COVINGTON, Ga. — It’s not that Jackson Gann was being wholly nostalgic.
After all, as he began recounting all that his high school soccer career entailed, he hadn’t yet played with his team yet in his first round playoff game against Thomson while trying to sort through the events of the last four years.
But Gann, Eastside’s stalwart, four-year starting keeper, sure spoke like he could see the conclusion of his high school career creeping up closer to him.
“It’s been a lot of fun this senior year,” Gann said. “It’s not necessarily nostalgic, but I have been looking back on everything lately, and I’m realizing it’s coming to an end, and me and the other seniors, we want to make this season last as long as it can.”
Gann’s team qualified for the Class AAAA state tournament a while ago, and essentially clinched a home field advantage for its first-round opponent Friday night. At the time, he had no clue how far he or his team would go, but he was sure about how far he, himself had come.
“When I came to Eastside in the eighth grade, I was small and quiet and didn’t have much of a presence,” Gann said. “Soon as I got into the ninth grade, I realized I had to step up and start for the team and try to be a leader.”
Let Eastside coach Champ Young tell it, Gann’s presence has been the ultimate constant.
“It feels like he’s been here forever,” Young said during a game late in Gann’s junior season. “He’s meant so much to this program.”
Of course Young specifically means the Eastside boys soccer program. But if you spend any time with Gann, you’ll quickly find out his influence at Eastside goes far beyond the soccer field.
Take, for instance, the fatal February shooting at Parkman High School in Florida that left 17 dead and touched off national protests and unrest about gun control and curbing school shootings. Gann eventually helped lead one of the several student-led demonstrations against school gun violence across the county’s schools back in March.
Gann was one of just a handful of student-athletes who joined in with others during Eastside High’s planned walk-out. He said he heard all of the things people were saying — some supportive, some not so much.
But like most things in his life, Gann said he wasn’t participating for pats on the back, publicity or any accolades. He was just following what was in his heart.
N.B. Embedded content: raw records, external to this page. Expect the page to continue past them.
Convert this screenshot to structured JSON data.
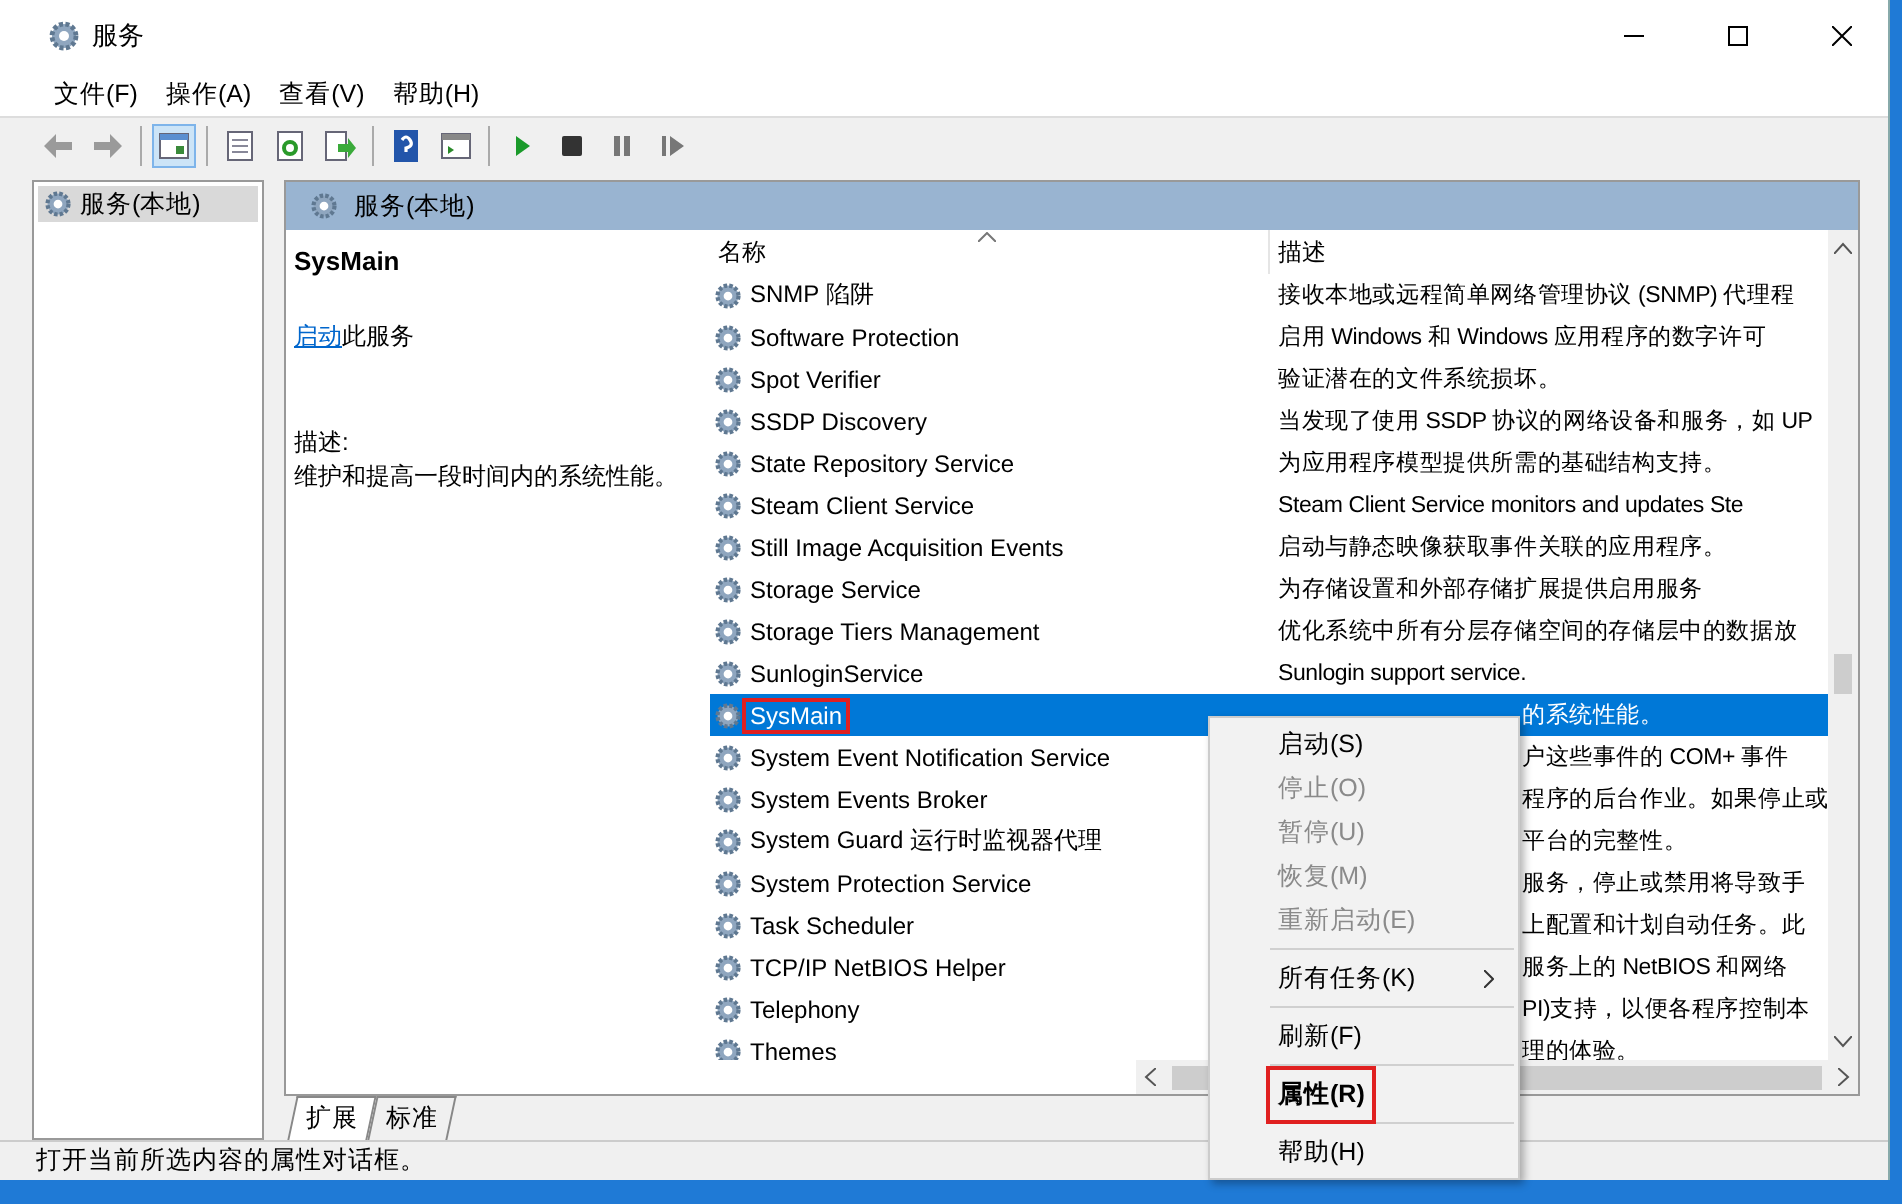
{
  "window": {
    "title": "服务"
  },
  "menu": [
    "文件(F)",
    "操作(A)",
    "查看(V)",
    "帮助(H)"
  ],
  "toolbar": [
    [
      {
        "kind": "back",
        "selected": false
      },
      {
        "kind": "forward",
        "selected": false
      }
    ],
    [
      {
        "kind": "tree",
        "selected": true
      }
    ],
    [
      {
        "kind": "props",
        "selected": false
      },
      {
        "kind": "refresh",
        "selected": false
      },
      {
        "kind": "export",
        "selected": false
      }
    ],
    [
      {
        "kind": "help",
        "selected": false
      },
      {
        "kind": "view",
        "selected": false
      }
    ],
    [
      {
        "kind": "play",
        "selected": false
      },
      {
        "kind": "stop",
        "selected": false
      },
      {
        "kind": "pause",
        "selected": false
      },
      {
        "kind": "resume",
        "selected": false
      }
    ]
  ],
  "tree": [
    {
      "label": "服务(本地)",
      "selected": true
    }
  ],
  "pane": {
    "header": "服务(本地)",
    "service_name": "SysMain",
    "action_link": "启动",
    "action_text": "此服务",
    "desc_label": "描述:",
    "desc": "维护和提高一段时间内的系统性能。"
  },
  "columns": [
    "名称",
    "描述"
  ],
  "rows": [
    {
      "name": "SNMP 陷阱",
      "description": "接收本地或远程简单网络管理协议 (SNMP) 代理程",
      "selected": false,
      "highlighted": false
    },
    {
      "name": "Software Protection",
      "description": "启用 Windows 和 Windows 应用程序的数字许可",
      "selected": false,
      "highlighted": false
    },
    {
      "name": "Spot Verifier",
      "description": "验证潜在的文件系统损坏。",
      "selected": false,
      "highlighted": false
    },
    {
      "name": "SSDP Discovery",
      "description": "当发现了使用 SSDP 协议的网络设备和服务，如 UP",
      "selected": false,
      "highlighted": false
    },
    {
      "name": "State Repository Service",
      "description": "为应用程序模型提供所需的基础结构支持。",
      "selected": false,
      "highlighted": false
    },
    {
      "name": "Steam Client Service",
      "description": "Steam Client Service monitors and updates Ste",
      "selected": false,
      "highlighted": false
    },
    {
      "name": "Still Image Acquisition Events",
      "description": "启动与静态映像获取事件关联的应用程序。",
      "selected": false,
      "highlighted": false
    },
    {
      "name": "Storage Service",
      "description": "为存储设置和外部存储扩展提供启用服务",
      "selected": false,
      "highlighted": false
    },
    {
      "name": "Storage Tiers Management",
      "description": "优化系统中所有分层存储空间的存储层中的数据放",
      "selected": false,
      "highlighted": false
    },
    {
      "name": "SunloginService",
      "description": "Sunlogin support service.",
      "selected": false,
      "highlighted": false
    },
    {
      "name": "SysMain",
      "description": "的系统性能。",
      "selected": true,
      "highlighted": true
    },
    {
      "name": "System Event Notification Service",
      "description": "户这些事件的 COM+ 事件",
      "selected": false,
      "highlighted": false
    },
    {
      "name": "System Events Broker",
      "description": "程序的后台作业。如果停止或",
      "selected": false,
      "highlighted": false
    },
    {
      "name": "System Guard 运行时监视器代理",
      "description": "平台的完整性。",
      "selected": false,
      "highlighted": false
    },
    {
      "name": "System Protection Service",
      "description": "服务，停止或禁用将导致手",
      "selected": false,
      "highlighted": false
    },
    {
      "name": "Task Scheduler",
      "description": "上配置和计划自动任务。此",
      "selected": false,
      "highlighted": false
    },
    {
      "name": "TCP/IP NetBIOS Helper",
      "description": "服务上的 NetBIOS 和网络",
      "selected": false,
      "highlighted": false
    },
    {
      "name": "Telephony",
      "description": "PI)支持，以便各程序控制本",
      "selected": false,
      "highlighted": false
    },
    {
      "name": "Themes",
      "description": "理的体验。",
      "selected": false,
      "highlighted": false
    }
  ],
  "tabs": [
    {
      "label": "扩展",
      "selected": true
    },
    {
      "label": "标准",
      "selected": false
    }
  ],
  "context_menu": [
    [
      {
        "label": "启动(S)",
        "disabled": false,
        "bold": false,
        "submenu": false,
        "highlighted": false
      },
      {
        "label": "停止(O)",
        "disabled": true,
        "bold": false,
        "submenu": false,
        "highlighted": false
      },
      {
        "label": "暂停(U)",
        "disabled": true,
        "bold": false,
        "submenu": false,
        "highlighted": false
      },
      {
        "label": "恢复(M)",
        "disabled": true,
        "bold": false,
        "submenu": false,
        "highlighted": false
      },
      {
        "label": "重新启动(E)",
        "disabled": true,
        "bold": false,
        "submenu": false,
        "highlighted": false
      }
    ],
    [
      {
        "label": "所有任务(K)",
        "disabled": false,
        "bold": false,
        "submenu": true,
        "highlighted": false
      }
    ],
    [
      {
        "label": "刷新(F)",
        "disabled": false,
        "bold": false,
        "submenu": false,
        "highlighted": false
      }
    ],
    [
      {
        "label": "属性(R)",
        "disabled": false,
        "bold": true,
        "submenu": false,
        "highlighted": true
      }
    ],
    [
      {
        "label": "帮助(H)",
        "disabled": false,
        "bold": false,
        "submenu": false,
        "highlighted": false
      }
    ]
  ],
  "status_bar": "打开当前所选内容的属性对话框。"
}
“Gun violence incidents didn’t really come into my life or effect me that strongly until the Parkman shooting,” he said. “I watched half our school check out and get anxious about the whole thing, and I won’t comfortable with that. I don’t think anybody should have to feel that way. So I decided that I wanted to be in the number of those who stepped up to make some things happen.”
Gann said he along with girls soccer player Sara Hammond and several others started to raise awareness of what they wanted to see their local school community do in response to these atrocities. Gann helped others take the lead in this process.
Being that vocal and out front wasn’t always a natural trait for him. But when he thinks on where his confidence to lead came from, he pointed back to the goal he defends on the soccer field.
“I’ve become better and better at communicating and directing our team and making our defense better on the field,” he said. “I know that process helped built up my confidence to be a leader off the field as well.”
On the day of the walk-out demonstration, Gann estimates about “150 to 200 people” came out. As the leadership team was considering what the message would be, apparently the lot fell on Gan to speak.
“It turned out that I, maybe, was one of the most confident ones in my public speaking,” he said. “I feel that directly translated from the soccer field.”
Believe it or not, once that immediate spotlight faded, Gann had no problem transitioning back to soccer and maintaining his regular routine. Unlike some of his other peers across the nation who’ve parlayed their moments of activism into political aspirations, Gann said he’s never had such thoughts.
“I haven’t given any kind of a political career any thought,” Gann said. “I’m going to school for construction management. I’ll take classes at Gwinnett Tech and just keep my mind and options open. If something catches my attention other than what I like to do, I’ll think about it.”
Gann says he definitely has a passion for building things and serving. So much so that he’s not even concerned about chasing down opportunities to play college soccer. His passion for building has given him opportunities to serve on several church mission trips, including one to Honduras while he was in the eighth grade.
There, Gann helped build concrete floors, latrines and affix roofs and handicap ramps onto people’s houses.
“I like getting up and working with my hands,” he said. “I also like seeing and helping people. I’d love to work, maybe, in some capacity where I can help develop our nation’s physical infrastructure.”
As far as finishing his days at Eastside, a state championship in soccer would be nice. But even if that doesn’t come, Gann said he’s got plenty to hold on to and carry with him as he moves on in May.
“I’ll just remember the relationships I’ve built here,” he said. “Guys that are in my senior class, guys who graduated before me and even our younger guys. I’ll remember my relationship with Coach Young and I know I’ll always be able to talk to him and come to him about any problem I have in the future. No matter where I go, there will be a lot of memories in this place that you can’t forget. It’s made me a better man.”